But I met many little boys around L's age during my recent trips, and really he could be any of them, in any room. Some of them stick in my mind more than others, and I spend my nights wondering which of the many faces is our son. It is much like being pregnant. I have no picture to create an image in my mind of what our son looks like. So many parents start their adoption process based on a picture. By the time they arrive in country and actually meet their child they have created in their mind a child based on hopes, dreams and fantasy. Sometimes those things play out, but more often than not the child they bring home is very different from the fantasy child created while they waited. Some parents do great with this, others go through a big of adjustment as the come to the realization what they thought was not true.

So what DO  we know about L?

We know that he is 7, and that like Axel and Angela he has DS.

Motor skills:  We know that he can walk on flat surfaces but needs help on stairs. I have to laugh at this a bit since Axel was PETRIFIED of stairs when I got him. He overcame this very quickly since we were living in a hotel on the third floor! Axel learned very quickly to not be afraid of stairs, though he still is a bit slow on them.

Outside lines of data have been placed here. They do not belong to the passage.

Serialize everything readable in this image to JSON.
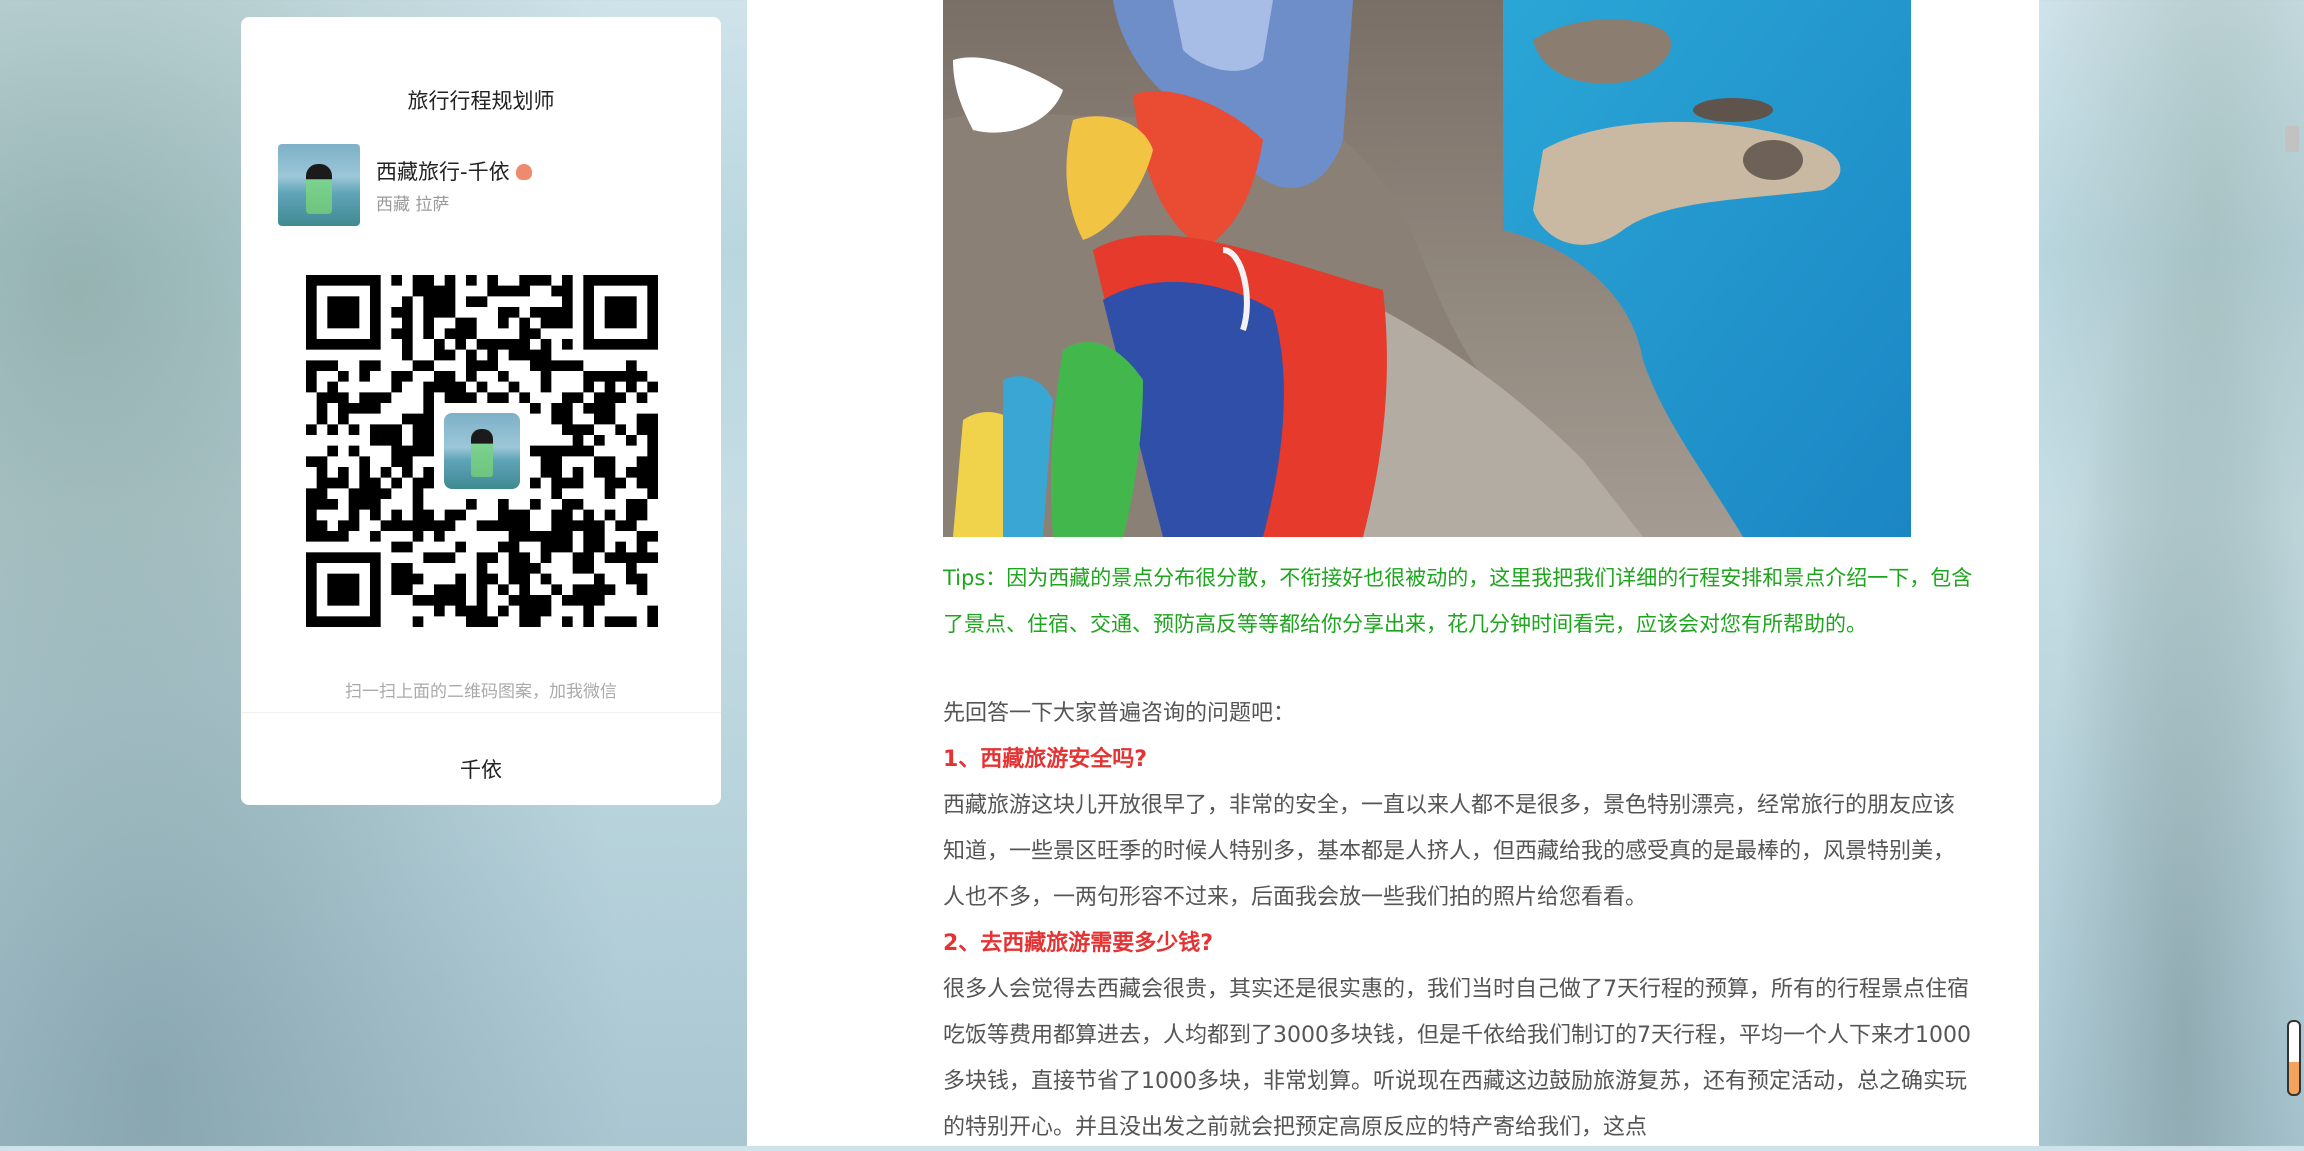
{
  "card": {
    "title": "旅行行程规划师",
    "profile_name": "西藏旅行-千依",
    "profile_location": "西藏 拉萨",
    "qr_hint": "扫一扫上面的二维码图案，加我微信",
    "footer_name": "千依"
  },
  "article": {
    "tips": "Tips：因为西藏的景点分布很分散，不衔接好也很被动的，这里我把我们详细的行程安排和景点介绍一下，包含了景点、住宿、交通、预防高反等等都给你分享出来，花几分钟时间看完，应该会对您有所帮助的。",
    "intro": "先回答一下大家普遍咨询的问题吧：",
    "q1_heading": "1、西藏旅游安全吗?",
    "q1_answer": "西藏旅游这块儿开放很早了，非常的安全，一直以来人都不是很多，景色特别漂亮，经常旅行的朋友应该知道，一些景区旺季的时候人特别多，基本都是人挤人，但西藏给我的感受真的是最棒的，风景特别美，人也不多，一两句形容不过来，后面我会放一些我们拍的照片给您看看。",
    "q2_heading": "2、去西藏旅游需要多少钱?",
    "q2_answer": "很多人会觉得去西藏会很贵，其实还是很实惠的，我们当时自己做了7天行程的预算，所有的行程景点住宿吃饭等费用都算进去，人均都到了3000多块钱，但是千依给我们制订的7天行程，平均一个人下来才1000多块钱，直接节省了1000多块，非常划算。听说现在西藏这边鼓励旅游复苏，还有预定活动，总之确实玩的特别开心。并且没出发之前就会把预定高原反应的特产寄给我们，这点"
  },
  "colors": {
    "tips_green": "#1ea51e",
    "heading_red": "#e53333",
    "body_text": "#555555"
  },
  "icons": {
    "name_badge": "person-emoji-icon",
    "qr": "qr-code",
    "scroll": "scroll-indicator-icon"
  }
}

Eating: I do know, based on the description I was given, that I will have my work cut out for me teaching L to eat independently. My first job will be teaching him to chew....sigh...7 years old and nobody has had the time to teach him to chew yet, nor does he feed himself.

Medical: At this point I know nothing. I don't know about his heart, his neck (remember our surprise with Axel?) or his GI system. I know nothing except that Angela and Axel have gotten me well acquainted with every medical specialty commonly accessed by patients who have DS!


  1. So, just gonna say this...don't worry if you think people won't be able t pronounce it. My son, at age 2, had friends with names like Mintesinot, Tesfaamlak, Sitotaw, Yeshumnesh, Wa'ago, Deredje, Shamore, and Birhane....and he can say them all. If you like the name....keep it. People who are important to you and your kids will learn how to say it. :)

  2. Nope! I have grown up with what is a relatively simple name: Leah It got butchered all the time in school and I hated it. Axel gets called "alex" all.the.time and he doesn't answer to it. My son Bryon….the first thing people see is "Byron" and at 22 years old this still drives him crazy. "Djordje" is not so much difficult to pronounce as it is to look at at know how to pronounce it. Because it's not a "D+J" sound, the "Dj" makes ONE sound that doesn't exist in our language, so Americans can't even MAKE the sound.

  3. Just wondering - is Djordje the Serbian version of George?

    I agree with you. Give your child a name that can be pronounced and keep his Serbian name as his middle name.

  4. Milena, yes Djordje is the Serbian form of George. The other thing we have to consider is L's own siblings. THEY (well and us. LOL) need to be able to say his name. If Angela can't pronounce it, the name is out. She can barely say her own name. Axel can't say any names and who knows if he ever well, but he signs everything. Angela is just relearning how to sign.